The only member of the Ziphius genus, the species is the most commonly sited beaked whale, but it hasn't been seen in Namibia since 2000, according to Simon Elwen, an investigator with the Namibian Dolphin project. "I was quite surprised," Elwen told the Daily Mail. "These animals are rarely seen in the water, so to see them on land is very unique.



STOLEN CHRISTOPHER COLUMBUS LETTER RETURNED TO SPAIN

Mr Morenes described the event as "a showcase of the ties that bind the United States and Spain together". Homeland Security Investigations, a division of the Immigration and Customs Enforcement agency (ICE), conducted the investigation with the Department of Justice (DOJ), according to a statement from ICE.

The letter was a manual copy of the original, known as the Catalonia Plannck II Columbus and written in Spanish to King Ferdinand and Queen Isabella. It describes the people, landscape and wealth Columbus found when he arrived in the Americas.

The US  returned a 500-year-old stolen Christopher Columbus letter to Spain after a seven-year hunt. Written in 1493, the letter describes the explorer's discoveries in the New World and was addressed to King Ferdinand and Queen Isabella of Spain.

However, authorities received a tip in 2011 that several copies had been stolen and replaced with forgeries. Spain's US ambassador Pedro Morenes received the letter in a repatriation ceremony in Washington.



10TH ANNIVERSARY OF 2008 XENOPHOBIC ATTACKS
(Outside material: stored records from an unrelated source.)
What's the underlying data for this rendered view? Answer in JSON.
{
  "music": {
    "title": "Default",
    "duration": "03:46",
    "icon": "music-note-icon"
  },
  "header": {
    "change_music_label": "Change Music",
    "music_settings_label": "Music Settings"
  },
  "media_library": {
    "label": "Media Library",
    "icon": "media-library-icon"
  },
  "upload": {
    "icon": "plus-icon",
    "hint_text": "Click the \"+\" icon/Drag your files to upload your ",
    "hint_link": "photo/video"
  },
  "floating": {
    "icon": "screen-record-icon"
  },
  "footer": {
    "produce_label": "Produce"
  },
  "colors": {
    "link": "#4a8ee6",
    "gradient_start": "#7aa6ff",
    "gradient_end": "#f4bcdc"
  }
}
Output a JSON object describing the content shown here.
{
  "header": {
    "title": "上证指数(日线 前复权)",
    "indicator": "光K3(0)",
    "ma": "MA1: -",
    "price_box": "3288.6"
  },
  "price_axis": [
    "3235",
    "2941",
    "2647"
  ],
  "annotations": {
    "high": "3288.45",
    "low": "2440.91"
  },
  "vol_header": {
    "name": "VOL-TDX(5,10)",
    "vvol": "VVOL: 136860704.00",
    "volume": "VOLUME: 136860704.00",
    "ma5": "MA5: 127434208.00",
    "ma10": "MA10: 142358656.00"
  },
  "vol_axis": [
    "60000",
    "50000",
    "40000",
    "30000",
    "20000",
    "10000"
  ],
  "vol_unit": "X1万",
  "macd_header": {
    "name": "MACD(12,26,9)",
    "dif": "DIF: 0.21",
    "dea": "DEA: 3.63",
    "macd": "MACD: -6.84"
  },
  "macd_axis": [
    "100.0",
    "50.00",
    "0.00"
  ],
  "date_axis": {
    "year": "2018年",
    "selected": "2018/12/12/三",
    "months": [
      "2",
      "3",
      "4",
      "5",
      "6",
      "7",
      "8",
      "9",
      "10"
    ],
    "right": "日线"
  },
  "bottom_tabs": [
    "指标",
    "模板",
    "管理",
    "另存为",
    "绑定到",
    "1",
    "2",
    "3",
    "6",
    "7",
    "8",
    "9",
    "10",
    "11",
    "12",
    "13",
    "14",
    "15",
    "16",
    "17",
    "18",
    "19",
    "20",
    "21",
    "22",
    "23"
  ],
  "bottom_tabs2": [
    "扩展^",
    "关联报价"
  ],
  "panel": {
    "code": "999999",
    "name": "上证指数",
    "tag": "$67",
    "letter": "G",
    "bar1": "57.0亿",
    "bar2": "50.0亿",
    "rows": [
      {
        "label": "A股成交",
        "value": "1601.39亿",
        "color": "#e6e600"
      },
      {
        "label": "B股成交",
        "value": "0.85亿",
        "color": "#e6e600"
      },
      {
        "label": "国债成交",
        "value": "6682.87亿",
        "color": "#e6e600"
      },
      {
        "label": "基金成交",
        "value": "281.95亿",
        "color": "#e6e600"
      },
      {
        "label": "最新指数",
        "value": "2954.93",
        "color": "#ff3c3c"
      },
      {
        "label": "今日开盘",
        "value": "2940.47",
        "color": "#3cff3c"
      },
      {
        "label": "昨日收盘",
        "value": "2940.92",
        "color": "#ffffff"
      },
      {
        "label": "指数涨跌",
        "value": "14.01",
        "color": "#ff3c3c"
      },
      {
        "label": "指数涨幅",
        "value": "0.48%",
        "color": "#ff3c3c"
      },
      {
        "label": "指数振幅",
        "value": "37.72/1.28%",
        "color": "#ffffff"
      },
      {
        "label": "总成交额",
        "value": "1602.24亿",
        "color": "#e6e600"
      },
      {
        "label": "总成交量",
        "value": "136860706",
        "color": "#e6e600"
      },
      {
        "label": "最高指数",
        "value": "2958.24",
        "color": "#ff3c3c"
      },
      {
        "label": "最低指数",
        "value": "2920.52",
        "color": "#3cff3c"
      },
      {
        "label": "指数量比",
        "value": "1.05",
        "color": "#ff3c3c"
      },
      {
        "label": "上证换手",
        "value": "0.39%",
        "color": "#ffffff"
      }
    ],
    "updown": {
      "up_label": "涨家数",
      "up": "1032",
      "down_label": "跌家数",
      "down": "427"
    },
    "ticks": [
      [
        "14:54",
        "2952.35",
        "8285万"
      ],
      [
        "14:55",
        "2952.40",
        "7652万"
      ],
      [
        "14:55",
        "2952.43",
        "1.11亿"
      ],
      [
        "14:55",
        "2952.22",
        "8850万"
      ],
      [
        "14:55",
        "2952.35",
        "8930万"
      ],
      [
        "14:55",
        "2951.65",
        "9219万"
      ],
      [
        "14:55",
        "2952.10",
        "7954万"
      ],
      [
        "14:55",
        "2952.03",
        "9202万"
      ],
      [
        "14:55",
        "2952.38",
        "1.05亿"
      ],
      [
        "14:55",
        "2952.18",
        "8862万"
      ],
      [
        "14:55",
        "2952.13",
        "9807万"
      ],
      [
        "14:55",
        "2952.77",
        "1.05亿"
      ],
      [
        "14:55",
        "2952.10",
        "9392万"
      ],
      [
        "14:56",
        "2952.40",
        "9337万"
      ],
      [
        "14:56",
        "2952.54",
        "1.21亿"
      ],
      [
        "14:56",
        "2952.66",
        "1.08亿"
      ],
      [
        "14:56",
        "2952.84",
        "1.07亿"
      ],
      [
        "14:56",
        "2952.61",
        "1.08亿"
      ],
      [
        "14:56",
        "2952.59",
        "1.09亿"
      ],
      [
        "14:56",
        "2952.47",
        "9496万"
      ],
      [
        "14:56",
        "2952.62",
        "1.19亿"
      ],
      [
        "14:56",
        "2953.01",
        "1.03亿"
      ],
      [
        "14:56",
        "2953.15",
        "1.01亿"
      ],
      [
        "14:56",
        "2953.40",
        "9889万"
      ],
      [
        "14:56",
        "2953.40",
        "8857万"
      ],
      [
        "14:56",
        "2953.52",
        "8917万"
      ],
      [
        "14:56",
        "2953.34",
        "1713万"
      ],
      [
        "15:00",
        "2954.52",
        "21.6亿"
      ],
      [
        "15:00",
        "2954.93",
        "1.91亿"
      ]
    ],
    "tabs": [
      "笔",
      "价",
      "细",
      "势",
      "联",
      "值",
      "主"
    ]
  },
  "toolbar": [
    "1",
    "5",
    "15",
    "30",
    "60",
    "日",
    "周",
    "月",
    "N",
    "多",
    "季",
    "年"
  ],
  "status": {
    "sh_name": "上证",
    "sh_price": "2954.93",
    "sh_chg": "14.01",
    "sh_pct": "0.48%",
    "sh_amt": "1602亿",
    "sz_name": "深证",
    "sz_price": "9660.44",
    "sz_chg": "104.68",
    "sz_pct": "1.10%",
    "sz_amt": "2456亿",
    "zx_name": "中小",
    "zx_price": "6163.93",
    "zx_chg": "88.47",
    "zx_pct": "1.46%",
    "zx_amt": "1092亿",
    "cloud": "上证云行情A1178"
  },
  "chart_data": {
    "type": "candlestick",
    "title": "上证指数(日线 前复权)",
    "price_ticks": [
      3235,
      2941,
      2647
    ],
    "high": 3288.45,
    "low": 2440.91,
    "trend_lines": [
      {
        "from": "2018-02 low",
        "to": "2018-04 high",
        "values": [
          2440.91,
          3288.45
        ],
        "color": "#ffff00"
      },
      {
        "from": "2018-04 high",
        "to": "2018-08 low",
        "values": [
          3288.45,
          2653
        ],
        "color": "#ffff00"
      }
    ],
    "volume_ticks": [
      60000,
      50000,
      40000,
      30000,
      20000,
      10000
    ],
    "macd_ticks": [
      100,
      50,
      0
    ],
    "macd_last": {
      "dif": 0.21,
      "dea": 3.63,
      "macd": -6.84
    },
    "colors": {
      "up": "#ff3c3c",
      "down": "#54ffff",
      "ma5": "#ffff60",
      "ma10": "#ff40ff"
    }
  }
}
Kwere is an offensive term used by black people to refer to foreign Africans. Petersen says they want to provoke thought around the issue of the attack on foreign nationals.

Africa Awake is commemorating the 10th anniversary of the 2008 xenophobic attacks by remembering the victims.

In 2008, a xenophobic attack erupted in South Africa claiming over 50 lives and leaving over 15,000 people displaced.

Africa Awake will showcase a documentary and an exhibition at 56Pim Studio in Newtown on Thursday.

The documentary, Blood and Fire, is based on Ernesto Nhamuave, a Mozambican who was burned alive in the Ramaphosa informal settlement in the East Rand.

Speaking to Eyewitness News, Africa Awake’s director Romy Petersen says they have themed the event “Kwere” to dismantle negative connotations around foreign nationals in the country.